Common Causes of Foundation Movement
Photo by Brett Jordan
Originally Posted On: Common causes of foundation movement — Foundation Pro Engineering
A variety of factors can cause your home’s foundation to move, which can cause serious and costly damage. We’re here to help you better understand what causes foundation movement and how to spot the signs.
The Most Common Culprit…Water!
A water event, such as a broken or leaky pipe, over-irrigation, or poor grading and drainage can cause significant swelling, collapse or subsidence of the soil on your property. In Colorado, much of the state has soils with moderate to very high swell potential. These expansive soils, such as clay, absorb moisture and can swell up to three times their volume. Likewise, this soil also shrinks significantly in periods of dry conditions or drought, causing soil shrinkage that also may affect your foundation.
You can help protect your property by doing the following:
Make sure there is proper grading (+5% is common) to drain moisture away from your house.
Install extensions on gutter downspouts to direct rain water away from your house.
Fix any plumbing leaks immediately. These don’t have to be inside your home either. Watch for leaks in your irrigation system around your property. Keep an eye on your water bill for excessive usage.
Rapid urbanization and land development may impact the global groundwater level beneath your house. Developing barren land into tightly spaced homes interlaced with paved driveways, parking lots, and roadways can drastically reduce the amount of groundwater which naturally evaporates from the soil surface causing the water table to change. Options are available to determine if this is the case, and to mitigate the issue.

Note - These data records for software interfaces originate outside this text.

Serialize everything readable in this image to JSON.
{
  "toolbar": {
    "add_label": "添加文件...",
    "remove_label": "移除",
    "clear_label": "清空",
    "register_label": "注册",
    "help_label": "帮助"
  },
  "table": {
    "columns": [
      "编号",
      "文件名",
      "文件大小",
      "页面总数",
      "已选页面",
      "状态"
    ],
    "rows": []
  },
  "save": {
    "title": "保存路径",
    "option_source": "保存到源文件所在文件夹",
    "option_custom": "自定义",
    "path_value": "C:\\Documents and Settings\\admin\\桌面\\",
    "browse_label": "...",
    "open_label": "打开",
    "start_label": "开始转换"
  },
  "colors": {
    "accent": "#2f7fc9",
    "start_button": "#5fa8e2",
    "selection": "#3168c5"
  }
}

Improper Selection and Design of the Foundation
If little is known about the soils, the proper foundation may not be adequately selected, and foundation-related issues may result. Typically, a geotechnical study for a specific project will give foundation recommendations to help decide which foundation type is best. If a geotechnical report was not conducted, or if it was not followed, the foundation could be undersized or improper altogether. In cases with poor soils, deep foundations are utilized to bypass the poor soils. Deep foundations may consist of micropiles, helical piers, or other drilled caissons. If the foundation at your home was not designed for the soil conditions, poor performance may occur. There are options to remediate and upgrade a shallow foundation to a deep foundation.
There are three common types of foundations used in most home construction: slab-on-grade, crawlspace with stem walls and footings, and full basement walls with footings. The soil must be compacted to specific standards before building with any of these foundations. Improper compaction and soil preparation during construction can lead to excessive settlement or heave of the soil, thereby causing foundation problems. If you suspect this is the case, contact us right away for inspection. You may also find this article helpful.